Data about app and page elements:
════════════════════

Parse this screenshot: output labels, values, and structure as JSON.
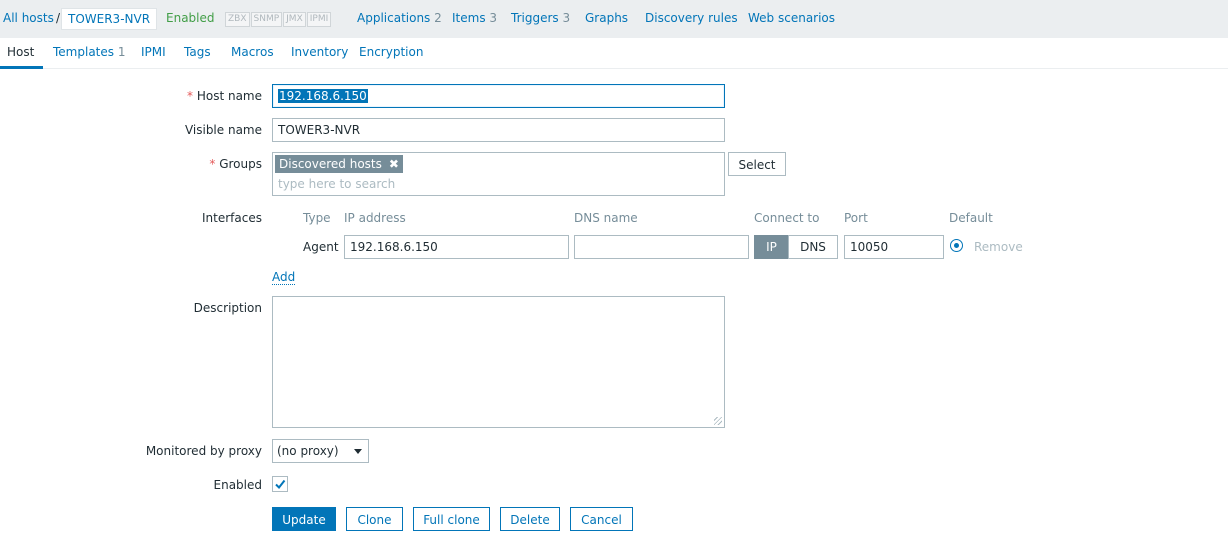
{
  "nav": {
    "all_hosts": "All hosts",
    "separator": "/",
    "host": "TOWER3-NVR",
    "status": "Enabled",
    "availability": [
      "ZBX",
      "SNMP",
      "JMX",
      "IPMI"
    ],
    "links": [
      {
        "label": "Applications",
        "count": "2"
      },
      {
        "label": "Items",
        "count": "3"
      },
      {
        "label": "Triggers",
        "count": "3"
      },
      {
        "label": "Graphs",
        "count": ""
      },
      {
        "label": "Discovery rules",
        "count": ""
      },
      {
        "label": "Web scenarios",
        "count": ""
      }
    ]
  },
  "tabs": [
    {
      "label": "Host",
      "count": ""
    },
    {
      "label": "Templates",
      "count": "1"
    },
    {
      "label": "IPMI",
      "count": ""
    },
    {
      "label": "Tags",
      "count": ""
    },
    {
      "label": "Macros",
      "count": ""
    },
    {
      "label": "Inventory",
      "count": ""
    },
    {
      "label": "Encryption",
      "count": ""
    }
  ],
  "form": {
    "required_mark": "*",
    "host_name_label": "Host name",
    "host_name_value": "192.168.6.150",
    "visible_name_label": "Visible name",
    "visible_name_value": "TOWER3-NVR",
    "groups_label": "Groups",
    "group_chip": "Discovered hosts",
    "groups_placeholder": "type here to search",
    "select_button": "Select",
    "interfaces_label": "Interfaces",
    "interface_headers": {
      "type": "Type",
      "ip": "IP address",
      "dns": "DNS name",
      "connect": "Connect to",
      "port": "Port",
      "default": "Default"
    },
    "interface_row": {
      "type": "Agent",
      "ip": "192.168.6.150",
      "dns": "",
      "connect_ip": "IP",
      "connect_dns": "DNS",
      "port": "10050",
      "remove": "Remove"
    },
    "add_link": "Add",
    "description_label": "Description",
    "proxy_label": "Monitored by proxy",
    "proxy_value": "(no proxy)",
    "enabled_label": "Enabled",
    "enabled_checked": true
  },
  "buttons": {
    "update": "Update",
    "clone": "Clone",
    "full_clone": "Full clone",
    "delete": "Delete",
    "cancel": "Cancel"
  },
  "colors": {
    "accent": "#0275b8",
    "status_enabled": "#429e47",
    "required": "#e45959"
  }
}
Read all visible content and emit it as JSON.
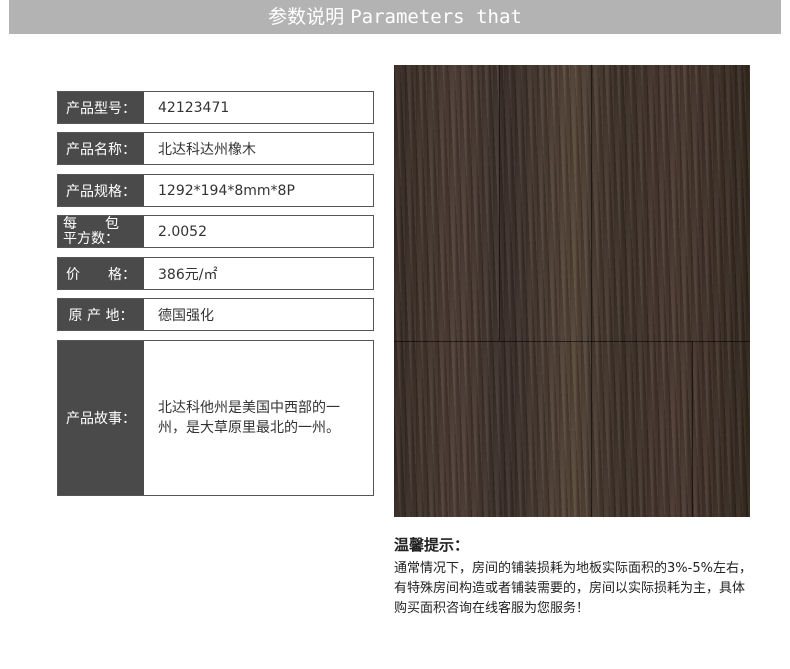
{
  "header": {
    "title_cn": "参数说明",
    "title_en": "Parameters that"
  },
  "params": [
    {
      "label": "产品型号：",
      "value": "42123471"
    },
    {
      "label": "产品名称：",
      "value": "北达科达州橡木"
    },
    {
      "label": "产品规格：",
      "value": "1292*194*8mm*8P"
    },
    {
      "label_line1": "每　　包",
      "label_line2": "平方数：",
      "value": "2.0052"
    },
    {
      "label": "价　　格：",
      "value": "386元/㎡"
    },
    {
      "label": "原 产 地：",
      "value": "德国强化"
    }
  ],
  "story": {
    "label": "产品故事：",
    "value": "北达科他州是美国中西部的一州，是大草原里最北的一州。"
  },
  "tips": {
    "title": "温馨提示：",
    "body": "通常情况下，房间的铺装损耗为地板实际面积的3%-5%左右，有特殊房间构造或者铺装需要的，房间以实际损耗为主，具体购买面积咨询在线客服为您服务！"
  }
}
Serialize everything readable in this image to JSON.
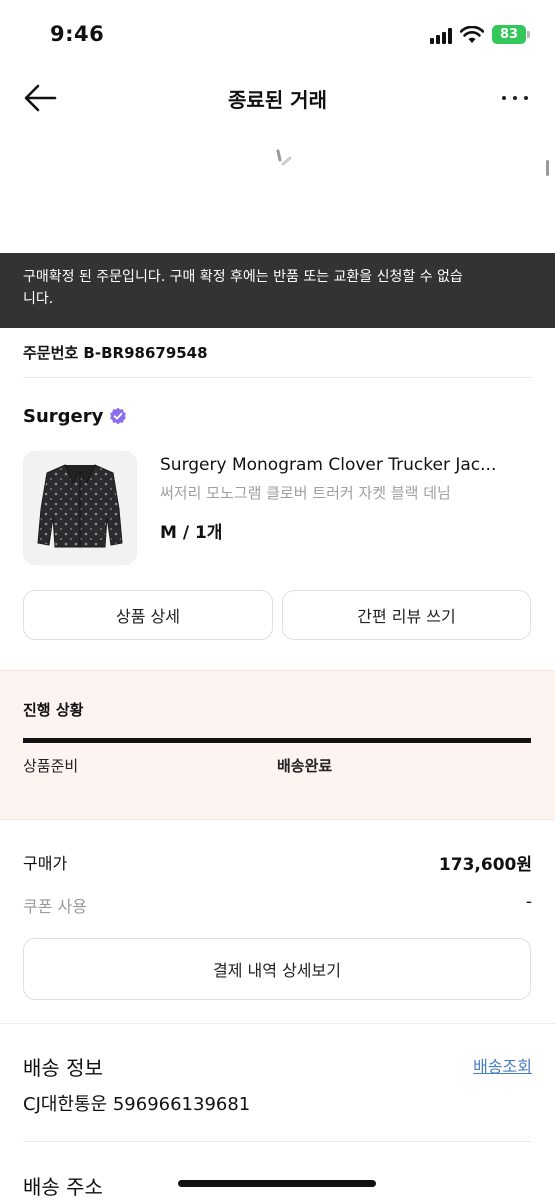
{
  "status_bar": {
    "time": "9:46",
    "battery": "83"
  },
  "nav": {
    "title": "종료된 거래"
  },
  "notice": {
    "text": "구매확정 된 주문입니다. 구매 확정 후에는 반품 또는 교환을 신청할 수 없습니다."
  },
  "order": {
    "number_label": "주문번호 B-BR98679548"
  },
  "seller": {
    "name": "Surgery"
  },
  "product": {
    "name": "Surgery Monogram Clover Trucker Jac...",
    "name_ko": "써저리 모노그램 클로버 트러커 자켓 블랙 데님",
    "option": "M / 1개"
  },
  "buttons": {
    "detail": "상품 상세",
    "review": "간편 리뷰 쓰기"
  },
  "progress": {
    "title": "진행 상황",
    "level": 1.0,
    "steps": [
      "상품준비",
      "배송완료"
    ]
  },
  "payment": {
    "price_label": "구매가",
    "price_value": "173,600원",
    "coupon_label": "쿠폰 사용",
    "coupon_value": "-",
    "details_button": "결제 내역 상세보기"
  },
  "shipping": {
    "title": "배송 정보",
    "track_link": "배송조회",
    "carrier": "CJ대한통운 596966139681"
  },
  "address": {
    "title": "배송 주소"
  },
  "colors": {
    "banner": "#333333",
    "progress_bg": "#fdf4f1",
    "verified": "#8b6cf0",
    "battery": "#34c759",
    "link": "#4a7fc1"
  }
}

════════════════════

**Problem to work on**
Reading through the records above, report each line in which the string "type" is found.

**Response to the task**
    "groups_placeholder": "type here to search",
      "type": "Type",
      "type": "Agent",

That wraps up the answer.